Sonoma apples are not nearly as sexy as wine – well, says most wine drinkers, anyway. And yet Sonoma’s agricultural past anchors firmly to the apple. First planted in the area in 1811 by Russian explorers, the Gravenstein apple and other, less fussy, easier to ship apples, were Sonoma’s bread and butter during the boom years of the 1920s through the 1950s. Back then, downtown Sebastopol, the heart of Sonoma apple country, was lined with 25 apple packing houses and numerous canneries (including the Barlow Center) and other apple packing sheds and fruit-processing facilities still dot the landscape. And that is not even accounting for cider apples, the kind that can be turned into quaffable ciders, the kind that Johnny Appleseed had a hand in popularizing. The kind that declined precipitously after Prohibition laws were enacted.
And yet, despite the abrupt decline of acreage planted to apples after the 1950s (thanks, wine grapes!), apples have held on here. With help from the Slow Food movement, the Gravenstein has found a secure future as a heritage crop. Placed on Slow Food’s Ark of Taste, a “living catalog of delicious and distinctive foods facing extinction,” the Gravenstein also has its own fair. A few farmers (six, according to Slow Food) work to preserve their Gravenstein orchards by selling the fruit to local cider houses, while other locally planted apples are used in sauce and vinegar. Since the 1990s, apple-centric businesses have bounced back in the region. Here are just a few products that shine a well-deserved spotlight on the Gravenstein.

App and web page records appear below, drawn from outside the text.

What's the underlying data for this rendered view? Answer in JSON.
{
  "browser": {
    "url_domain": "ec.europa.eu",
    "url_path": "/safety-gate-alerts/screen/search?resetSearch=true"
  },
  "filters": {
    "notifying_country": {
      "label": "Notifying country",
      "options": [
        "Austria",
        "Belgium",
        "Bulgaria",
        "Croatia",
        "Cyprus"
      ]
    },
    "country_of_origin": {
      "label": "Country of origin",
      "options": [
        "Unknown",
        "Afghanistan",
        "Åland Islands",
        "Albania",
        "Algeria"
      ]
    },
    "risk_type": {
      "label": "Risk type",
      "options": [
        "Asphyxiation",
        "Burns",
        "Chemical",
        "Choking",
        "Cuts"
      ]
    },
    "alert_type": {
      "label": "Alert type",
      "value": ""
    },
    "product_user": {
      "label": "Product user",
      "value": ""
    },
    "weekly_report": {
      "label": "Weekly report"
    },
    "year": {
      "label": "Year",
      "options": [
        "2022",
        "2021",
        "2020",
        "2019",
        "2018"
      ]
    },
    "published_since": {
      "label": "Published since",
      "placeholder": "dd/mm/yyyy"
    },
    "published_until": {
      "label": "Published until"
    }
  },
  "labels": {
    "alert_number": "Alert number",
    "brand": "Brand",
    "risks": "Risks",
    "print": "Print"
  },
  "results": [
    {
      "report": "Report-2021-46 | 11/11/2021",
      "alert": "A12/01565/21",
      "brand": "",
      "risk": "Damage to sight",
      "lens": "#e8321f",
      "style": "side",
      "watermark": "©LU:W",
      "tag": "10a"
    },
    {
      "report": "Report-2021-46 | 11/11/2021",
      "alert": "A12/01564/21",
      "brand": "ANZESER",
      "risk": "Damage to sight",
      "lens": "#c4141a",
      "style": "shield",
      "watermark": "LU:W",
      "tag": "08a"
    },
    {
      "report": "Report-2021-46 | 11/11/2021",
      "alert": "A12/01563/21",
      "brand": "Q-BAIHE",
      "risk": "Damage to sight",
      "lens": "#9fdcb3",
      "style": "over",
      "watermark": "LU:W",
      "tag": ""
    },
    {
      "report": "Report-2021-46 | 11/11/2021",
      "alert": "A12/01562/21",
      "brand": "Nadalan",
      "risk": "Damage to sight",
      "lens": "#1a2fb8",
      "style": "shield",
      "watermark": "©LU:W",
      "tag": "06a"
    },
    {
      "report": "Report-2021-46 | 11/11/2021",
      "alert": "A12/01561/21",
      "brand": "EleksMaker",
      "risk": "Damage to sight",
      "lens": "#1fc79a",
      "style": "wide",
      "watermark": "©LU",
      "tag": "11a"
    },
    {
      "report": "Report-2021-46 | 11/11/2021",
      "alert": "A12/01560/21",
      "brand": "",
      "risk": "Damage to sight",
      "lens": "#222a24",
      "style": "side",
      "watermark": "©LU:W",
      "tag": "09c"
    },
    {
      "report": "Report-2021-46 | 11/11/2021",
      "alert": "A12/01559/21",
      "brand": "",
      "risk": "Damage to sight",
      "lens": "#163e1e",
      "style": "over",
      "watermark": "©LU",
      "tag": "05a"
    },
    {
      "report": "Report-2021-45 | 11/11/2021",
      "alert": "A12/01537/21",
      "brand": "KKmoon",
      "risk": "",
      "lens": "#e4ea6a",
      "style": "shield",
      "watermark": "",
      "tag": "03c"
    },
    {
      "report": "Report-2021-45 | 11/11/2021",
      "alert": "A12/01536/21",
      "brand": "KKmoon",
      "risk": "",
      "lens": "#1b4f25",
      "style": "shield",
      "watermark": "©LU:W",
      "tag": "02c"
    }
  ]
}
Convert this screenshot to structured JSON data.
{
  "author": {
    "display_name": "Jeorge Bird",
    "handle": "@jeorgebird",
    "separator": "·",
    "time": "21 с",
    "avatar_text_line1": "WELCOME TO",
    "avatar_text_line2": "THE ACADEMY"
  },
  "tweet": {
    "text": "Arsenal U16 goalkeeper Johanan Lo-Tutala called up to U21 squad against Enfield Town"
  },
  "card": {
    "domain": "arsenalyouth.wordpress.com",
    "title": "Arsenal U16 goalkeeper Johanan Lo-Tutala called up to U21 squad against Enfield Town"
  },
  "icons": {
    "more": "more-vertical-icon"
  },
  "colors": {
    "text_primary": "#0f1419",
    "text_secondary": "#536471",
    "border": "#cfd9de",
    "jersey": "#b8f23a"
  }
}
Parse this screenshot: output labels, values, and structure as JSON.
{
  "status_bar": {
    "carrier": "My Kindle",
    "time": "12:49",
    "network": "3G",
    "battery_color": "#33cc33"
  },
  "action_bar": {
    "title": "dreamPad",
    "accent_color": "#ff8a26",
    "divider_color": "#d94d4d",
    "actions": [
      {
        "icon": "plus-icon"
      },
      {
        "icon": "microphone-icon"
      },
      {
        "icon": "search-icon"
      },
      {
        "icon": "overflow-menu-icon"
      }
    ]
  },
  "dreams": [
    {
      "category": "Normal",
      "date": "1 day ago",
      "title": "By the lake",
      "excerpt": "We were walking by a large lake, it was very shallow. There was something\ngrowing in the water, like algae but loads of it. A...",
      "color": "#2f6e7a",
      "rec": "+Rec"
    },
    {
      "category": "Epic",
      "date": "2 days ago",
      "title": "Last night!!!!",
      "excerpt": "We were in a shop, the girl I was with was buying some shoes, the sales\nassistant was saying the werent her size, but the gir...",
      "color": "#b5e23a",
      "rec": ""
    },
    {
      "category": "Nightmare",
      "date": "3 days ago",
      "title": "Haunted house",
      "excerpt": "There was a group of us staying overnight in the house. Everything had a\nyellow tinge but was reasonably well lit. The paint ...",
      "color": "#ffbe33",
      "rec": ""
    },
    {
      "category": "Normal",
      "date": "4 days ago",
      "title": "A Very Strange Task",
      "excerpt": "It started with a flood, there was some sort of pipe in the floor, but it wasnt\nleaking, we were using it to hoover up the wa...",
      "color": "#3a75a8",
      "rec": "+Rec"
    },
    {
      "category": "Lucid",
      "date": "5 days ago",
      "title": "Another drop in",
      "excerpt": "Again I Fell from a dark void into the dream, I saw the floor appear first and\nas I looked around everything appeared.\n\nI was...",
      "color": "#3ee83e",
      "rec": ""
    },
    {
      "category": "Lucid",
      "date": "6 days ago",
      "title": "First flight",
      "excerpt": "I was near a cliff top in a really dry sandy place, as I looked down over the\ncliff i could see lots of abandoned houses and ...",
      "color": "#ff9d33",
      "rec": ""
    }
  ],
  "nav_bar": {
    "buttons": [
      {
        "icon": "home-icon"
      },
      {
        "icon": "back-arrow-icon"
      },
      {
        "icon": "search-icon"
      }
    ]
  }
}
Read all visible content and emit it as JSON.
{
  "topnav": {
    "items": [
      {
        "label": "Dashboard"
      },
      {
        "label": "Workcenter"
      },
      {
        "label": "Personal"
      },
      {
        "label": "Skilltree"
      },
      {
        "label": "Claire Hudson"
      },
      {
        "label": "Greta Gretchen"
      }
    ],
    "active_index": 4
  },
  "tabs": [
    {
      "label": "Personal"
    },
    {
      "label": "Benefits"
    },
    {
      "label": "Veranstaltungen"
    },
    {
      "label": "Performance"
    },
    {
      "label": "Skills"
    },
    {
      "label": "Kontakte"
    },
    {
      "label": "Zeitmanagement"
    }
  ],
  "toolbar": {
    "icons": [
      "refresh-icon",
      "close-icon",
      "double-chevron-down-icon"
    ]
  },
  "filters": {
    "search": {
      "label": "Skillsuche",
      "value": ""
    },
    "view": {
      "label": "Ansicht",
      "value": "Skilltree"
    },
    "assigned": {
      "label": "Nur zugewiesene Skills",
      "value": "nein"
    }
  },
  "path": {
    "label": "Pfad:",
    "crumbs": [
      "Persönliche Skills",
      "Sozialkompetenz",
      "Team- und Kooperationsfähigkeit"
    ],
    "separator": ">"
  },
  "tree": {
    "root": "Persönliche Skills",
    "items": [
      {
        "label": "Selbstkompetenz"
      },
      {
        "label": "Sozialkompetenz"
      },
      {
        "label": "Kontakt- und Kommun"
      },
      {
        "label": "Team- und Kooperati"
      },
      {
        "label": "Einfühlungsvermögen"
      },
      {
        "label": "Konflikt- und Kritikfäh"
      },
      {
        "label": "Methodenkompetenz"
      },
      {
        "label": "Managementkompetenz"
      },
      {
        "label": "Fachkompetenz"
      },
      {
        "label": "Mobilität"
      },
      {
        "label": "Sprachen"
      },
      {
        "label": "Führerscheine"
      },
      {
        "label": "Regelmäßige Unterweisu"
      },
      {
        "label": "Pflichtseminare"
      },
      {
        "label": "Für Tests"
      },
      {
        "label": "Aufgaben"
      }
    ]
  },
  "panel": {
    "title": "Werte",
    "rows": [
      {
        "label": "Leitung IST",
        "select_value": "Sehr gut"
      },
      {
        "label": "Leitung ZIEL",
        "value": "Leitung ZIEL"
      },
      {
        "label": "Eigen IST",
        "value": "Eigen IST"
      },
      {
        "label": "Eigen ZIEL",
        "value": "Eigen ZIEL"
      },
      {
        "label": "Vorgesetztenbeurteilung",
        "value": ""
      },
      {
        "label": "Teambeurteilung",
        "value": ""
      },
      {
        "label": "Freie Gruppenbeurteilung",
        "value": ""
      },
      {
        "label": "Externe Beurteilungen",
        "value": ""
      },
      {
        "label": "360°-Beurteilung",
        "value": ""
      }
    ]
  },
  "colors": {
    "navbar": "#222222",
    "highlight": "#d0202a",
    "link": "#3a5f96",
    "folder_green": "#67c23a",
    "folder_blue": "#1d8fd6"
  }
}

The work of Ellen Cavalli and Scott Heath, Tilted Shed Ciderworks started “out of an obsessive love for apples and cider.“ (Their words, not mine.) Committed to working with apples sourced locally (in this case, within 35 miles), they have planted 100 varieties of apples on their 5+ acre parcel in western Sonoma. Of the six ciders currently offered, one, the Graviva, is an ode to the Gravenstein. Made with 50% Gravenstein apples and a blend of high tannic and heirloom apple varieties, the Graviva is an exaltation on the taste of Sonoma, expressed in the simple, flavorful joy of fermented apple juice.
True, some among us (you know who you are), have taken to drinking cider vinegar for its anti-glycemic effect. Though they make a broad array of vinegars, Sparrow Lane developed a Gravenstein Cider Vinegar from Sebastopol’s famous apple. Produced using the Orleans Method, an old French technique, Sparrow Lane casks (barrel ferments) wine and vinegar for 1 to 3 months. The result is a refined, deeply flavorful product that tastes precisely of place.
Manzana Products, the parent company of North Coast, runs an historic apple cannery. Go figure – the company got started by drying fruits and hops from local hopyards and orchards. Today, Manzana, or “apple,” in Spanish, does a brisk private label business in all things apple but does market some of their value-added apple products under the North Coast brand. In addition to juice, cider (the non-alcoholic kind), and sauce, the range of products does include Concord grape juice. But Manzana’s core business is definitively built around apples. This is one company where the name really does tell it all.
With 200 years of agricultural history under its belt in Sonoma, apples came close to local extinction. Yet companies like Tilted Shed, Manzana, Sparrow Lane, and many others are dedicated to the apple’s reemergence as a significant part of the Sonoma food shed. With support like this, the number of farmers planting Gravensteins will surely go up. Maybe from 6 to 7, but up. Right?
For a Perspective on Sonoma’s dairy scene, check out this page.